TOWN HOUSE- It’s been nearly eight months since Massachusetts voters resoundingly approved the legalization of medical marijuana, opening the door for construction of “pot pharmacies,” but it wasn’t until Monday night’s Planning Board meeting that the discussion officially came to Kingston.
“There are reams of siting issues,” Town Planner Tom Bott (pictured) said as he pushed for a town moratorium on marijuana dispensaries. “From the type of landscaping to where you deliver….a van can deliver things, it can’t have any markings on it. There’s gotta be two guys in the van, they can’t stop on the way.”
Bott suggested that Kingston’s moratorium on medical marijuana dispensaries could steer pot shops away from Kingston.
“Maybe buying that time, that moratorium might invoke somebody to say ‘well, I really want to open my medical marijuana treatment center and I don’t want to wait for the moratorium to end [in Kingston] so I’ll go somewhere else instead,'” Bott told the Planning Board. “I’m thinkin’ Plymouth, sorry.”
Bott said the town-wide moratorium, which would be only a temporary ban, would need the nod from town meeting to go forward.
Soon after Wakefield prohibited treatment facilities, Attorney General Martha Coakley responded by saying town’s cannot permanently put the kibosh on prescription pot. “For if one municipality could do so, presumably all could do so,” Coakley has stated.
“The act’s legislative purpose could not be served if a municipality could prohibit treatment centers within their borders,” Coakley responded to the Wakefield Town Clerk several months ago.
In November’s elections last year, Massachusetts voters approved medical marijuana (Question 3) with 63% of the vote. Only two Massachusetts’ 363 communities, Lawrence and Mendon, rejected Question 3.
Bott recognized Coakley’s position at Monday night’s meeting, prompting the Planning Board’s Chairman, Tom Bouchard, to suggest Mary O’Donnell’s property along Marion Drive as a possible suitor for a dispensary.
“We’ll have to talk to Mary [O’Donnell],” Bouchard joked. “She’s got a lot of space down there.”
Fellow Planning Board-member Mike Ruprecht asked Bott for a definition of the dispensaries designation as “treatment centers.”
“The preferred method for ingesting marijuana at these places is a vaporizer,” Bott told Ruprecht. “So they will demonstrate…how to use a vaporizer. The only thing will be those demonstrations.”

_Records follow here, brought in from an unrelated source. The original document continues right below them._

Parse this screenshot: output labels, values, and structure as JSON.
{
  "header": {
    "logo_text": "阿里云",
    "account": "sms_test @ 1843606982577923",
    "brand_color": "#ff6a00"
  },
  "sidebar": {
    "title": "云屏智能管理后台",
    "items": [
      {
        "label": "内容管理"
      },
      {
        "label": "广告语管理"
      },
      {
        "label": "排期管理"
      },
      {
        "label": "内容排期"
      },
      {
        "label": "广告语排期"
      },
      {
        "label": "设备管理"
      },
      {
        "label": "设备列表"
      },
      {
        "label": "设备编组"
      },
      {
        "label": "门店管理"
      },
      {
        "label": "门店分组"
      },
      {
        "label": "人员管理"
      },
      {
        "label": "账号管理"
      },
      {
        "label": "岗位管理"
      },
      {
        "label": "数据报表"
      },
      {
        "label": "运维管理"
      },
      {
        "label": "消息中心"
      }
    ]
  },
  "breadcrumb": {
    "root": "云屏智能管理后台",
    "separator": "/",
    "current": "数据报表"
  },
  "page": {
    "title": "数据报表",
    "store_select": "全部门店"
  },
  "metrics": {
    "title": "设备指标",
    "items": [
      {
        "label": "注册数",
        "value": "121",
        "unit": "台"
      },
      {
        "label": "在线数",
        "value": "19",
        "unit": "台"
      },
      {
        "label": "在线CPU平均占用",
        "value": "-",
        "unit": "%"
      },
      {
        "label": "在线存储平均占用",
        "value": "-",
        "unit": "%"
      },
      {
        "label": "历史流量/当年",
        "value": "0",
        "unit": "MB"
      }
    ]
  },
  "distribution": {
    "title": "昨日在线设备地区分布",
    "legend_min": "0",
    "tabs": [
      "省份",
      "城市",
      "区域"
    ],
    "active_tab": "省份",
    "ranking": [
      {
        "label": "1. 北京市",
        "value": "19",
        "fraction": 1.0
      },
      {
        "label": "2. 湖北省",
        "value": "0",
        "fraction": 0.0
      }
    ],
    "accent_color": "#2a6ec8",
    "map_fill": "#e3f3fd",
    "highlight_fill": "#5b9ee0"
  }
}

Before the marijuana moratorium is brought before town meeting, the local ordinance will go through a zoning bylaw public hearing, which is “good for six months,” according to Bott.
If a moratorium is passed at town meeting, Kingston would join Halifax and become the second town in the Silver Lake District to do so.